### What is expected
Write out each entry, exactly the way it appears.

### Records for the task

____________________

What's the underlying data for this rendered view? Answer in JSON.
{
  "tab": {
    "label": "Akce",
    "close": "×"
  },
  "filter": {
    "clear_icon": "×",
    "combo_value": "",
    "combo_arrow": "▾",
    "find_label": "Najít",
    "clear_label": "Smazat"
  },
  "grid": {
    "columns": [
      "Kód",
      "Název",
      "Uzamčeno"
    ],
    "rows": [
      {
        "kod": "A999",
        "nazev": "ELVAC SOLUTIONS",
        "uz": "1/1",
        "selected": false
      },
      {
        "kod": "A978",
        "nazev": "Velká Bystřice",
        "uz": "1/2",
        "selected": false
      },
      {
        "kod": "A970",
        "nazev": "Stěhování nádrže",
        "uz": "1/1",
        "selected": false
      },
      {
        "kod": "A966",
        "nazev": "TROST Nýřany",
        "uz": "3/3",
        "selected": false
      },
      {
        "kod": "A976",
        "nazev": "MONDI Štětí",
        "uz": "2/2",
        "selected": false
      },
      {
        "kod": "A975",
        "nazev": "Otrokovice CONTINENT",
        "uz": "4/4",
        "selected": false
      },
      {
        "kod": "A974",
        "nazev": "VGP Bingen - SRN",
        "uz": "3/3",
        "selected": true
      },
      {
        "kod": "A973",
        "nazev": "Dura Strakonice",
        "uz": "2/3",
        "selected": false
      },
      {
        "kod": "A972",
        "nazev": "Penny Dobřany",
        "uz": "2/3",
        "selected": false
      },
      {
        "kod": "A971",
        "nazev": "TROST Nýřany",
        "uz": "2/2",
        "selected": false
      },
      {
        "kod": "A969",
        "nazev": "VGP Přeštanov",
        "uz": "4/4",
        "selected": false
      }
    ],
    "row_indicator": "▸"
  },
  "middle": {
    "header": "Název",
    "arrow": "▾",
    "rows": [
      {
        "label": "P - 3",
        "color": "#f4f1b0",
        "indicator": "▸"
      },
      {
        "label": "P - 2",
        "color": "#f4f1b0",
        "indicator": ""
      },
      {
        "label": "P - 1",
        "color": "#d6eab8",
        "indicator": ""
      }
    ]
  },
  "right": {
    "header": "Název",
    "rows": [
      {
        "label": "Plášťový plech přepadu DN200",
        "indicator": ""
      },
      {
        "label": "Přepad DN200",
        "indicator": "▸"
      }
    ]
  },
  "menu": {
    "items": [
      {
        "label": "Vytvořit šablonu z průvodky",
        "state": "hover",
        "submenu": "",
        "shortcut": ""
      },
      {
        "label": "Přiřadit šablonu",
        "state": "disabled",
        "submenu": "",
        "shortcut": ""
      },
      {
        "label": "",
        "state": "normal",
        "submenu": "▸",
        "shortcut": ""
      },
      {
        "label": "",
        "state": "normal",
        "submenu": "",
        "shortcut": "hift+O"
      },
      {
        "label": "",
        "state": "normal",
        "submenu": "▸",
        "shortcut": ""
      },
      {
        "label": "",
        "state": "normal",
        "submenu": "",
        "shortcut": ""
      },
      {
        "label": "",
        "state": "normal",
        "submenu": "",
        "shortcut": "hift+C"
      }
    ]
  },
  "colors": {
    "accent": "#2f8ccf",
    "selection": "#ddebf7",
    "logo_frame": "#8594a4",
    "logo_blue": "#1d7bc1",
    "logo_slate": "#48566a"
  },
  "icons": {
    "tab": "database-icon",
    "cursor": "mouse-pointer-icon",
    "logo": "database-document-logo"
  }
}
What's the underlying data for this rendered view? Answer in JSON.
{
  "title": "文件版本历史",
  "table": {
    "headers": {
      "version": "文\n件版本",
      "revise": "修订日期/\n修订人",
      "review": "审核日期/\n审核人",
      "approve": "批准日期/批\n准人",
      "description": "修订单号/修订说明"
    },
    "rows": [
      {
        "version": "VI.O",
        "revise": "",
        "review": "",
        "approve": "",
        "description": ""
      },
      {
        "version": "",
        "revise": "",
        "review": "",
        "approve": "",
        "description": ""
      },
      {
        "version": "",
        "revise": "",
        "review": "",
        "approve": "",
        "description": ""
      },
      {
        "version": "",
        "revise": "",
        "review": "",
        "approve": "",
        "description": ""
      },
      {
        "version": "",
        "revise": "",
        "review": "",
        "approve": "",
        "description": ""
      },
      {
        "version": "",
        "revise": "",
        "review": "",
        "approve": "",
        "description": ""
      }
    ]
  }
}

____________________

### Written reply
What's the underlying data for this rendered view? Answer in JSON.
{
  "tab": {
    "label": "Akce",
    "close": "×"
  },
  "filter": {
    "clear_icon": "×",
    "combo_value": "",
    "combo_arrow": "▾",
    "find_label": "Najít",
    "clear_label": "Smazat"
  },
  "grid": {
    "columns": [
      "Kód",
      "Název",
      "Uzamčeno"
    ],
    "rows": [
      {
        "kod": "A999",
        "nazev": "ELVAC SOLUTIONS",
        "uz": "1/1",
        "selected": false
      },
      {
        "kod": "A978",
        "nazev": "Velká Bystřice",
        "uz": "1/2",
        "selected": false
      },
      {
        "kod": "A970",
        "nazev": "Stěhování nádrže",
        "uz": "1/1",
        "selected": false
      },
      {
        "kod": "A966",
        "nazev": "TROST Nýřany",
        "uz": "3/3",
        "selected": false
      },
      {
        "kod": "A976",
        "nazev": "MONDI Štětí",
        "uz": "2/2",
        "selected": false
      },
      {
        "kod": "A975",
        "nazev": "Otrokovice CONTINENT",
        "uz": "4/4",
        "selected": false
      },
      {
        "kod": "A974",
        "nazev": "VGP Bingen - SRN",
        "uz": "3/3",
        "selected": true
      },
      {
        "kod": "A973",
        "nazev": "Dura Strakonice",
        "uz": "2/3",
        "selected": false
      },
      {
        "kod": "A972",
        "nazev": "Penny Dobřany",
        "uz": "2/3",
        "selected": false
      },
      {
        "kod": "A971",
        "nazev": "TROST Nýřany",
        "uz": "2/2",
        "selected": false
      },
      {
        "kod": "A969",
        "nazev": "VGP Přeštanov",
        "uz": "4/4",
        "selected": false
      }
    ],
    "row_indicator": "▸"
  },
  "middle": {
    "header": "Název",
    "arrow": "▾",
    "rows": [
      {
        "label": "P - 3",
        "color": "#f4f1b0",
        "indicator": "▸"
      },
      {
        "label": "P - 2",
        "color": "#f4f1b0",
        "indicator": ""
      },
      {
        "label": "P - 1",
        "color": "#d6eab8",
        "indicator": ""
      }
    ]
  },
  "right": {
    "header": "Název",
    "rows": [
      {
        "label": "Plášťový plech přepadu DN200",
        "indicator": ""
      },
      {
        "label": "Přepad DN200",
        "indicator": "▸"
      }
    ]
  },
  "menu": {
    "items": [
      {
        "label": "Vytvořit šablonu z průvodky",
        "state": "hover",
        "submenu": "",
        "shortcut": ""
      },
      {
        "label": "Přiřadit šablonu",
        "state": "disabled",
        "submenu": "",
        "shortcut": ""
      },
      {
        "label": "",
        "state": "normal",
        "submenu": "▸",
        "shortcut": ""
      },
      {
        "label": "",
        "state": "normal",
        "submenu": "",
        "shortcut": "hift+O"
      },
      {
        "label": "",
        "state": "normal",
        "submenu": "▸",
        "shortcut": ""
      },
      {
        "label": "",
        "state": "normal",
        "submenu": "",
        "shortcut": ""
      },
      {
        "label": "",
        "state": "normal",
        "submenu": "",
        "shortcut": "hift+C"
      }
    ]
  },
  "colors": {
    "accent": "#2f8ccf",
    "selection": "#ddebf7",
    "logo_frame": "#8594a4",
    "logo_blue": "#1d7bc1",
    "logo_slate": "#48566a"
  },
  "icons": {
    "tab": "database-icon",
    "cursor": "mouse-pointer-icon",
    "logo": "database-document-logo"
  }
}
What's the underlying data for this rendered view? Answer in JSON.
{
  "title": "文件版本历史",
  "table": {
    "headers": {
      "version": "文\n件版本",
      "revise": "修订日期/\n修订人",
      "review": "审核日期/\n审核人",
      "approve": "批准日期/批\n准人",
      "description": "修订单号/修订说明"
    },
    "rows": [
      {
        "version": "VI.O",
        "revise": "",
        "review": "",
        "approve": "",
        "description": ""
      },
      {
        "version": "",
        "revise": "",
        "review": "",
        "approve": "",
        "description": ""
      },
      {
        "version": "",
        "revise": "",
        "review": "",
        "approve": "",
        "description": ""
      },
      {
        "version": "",
        "revise": "",
        "review": "",
        "approve": "",
        "description": ""
      },
      {
        "version": "",
        "revise": "",
        "review": "",
        "approve": "",
        "description": ""
      },
      {
        "version": "",
        "revise": "",
        "review": "",
        "approve": "",
        "description": ""
      }
    ]
  }
}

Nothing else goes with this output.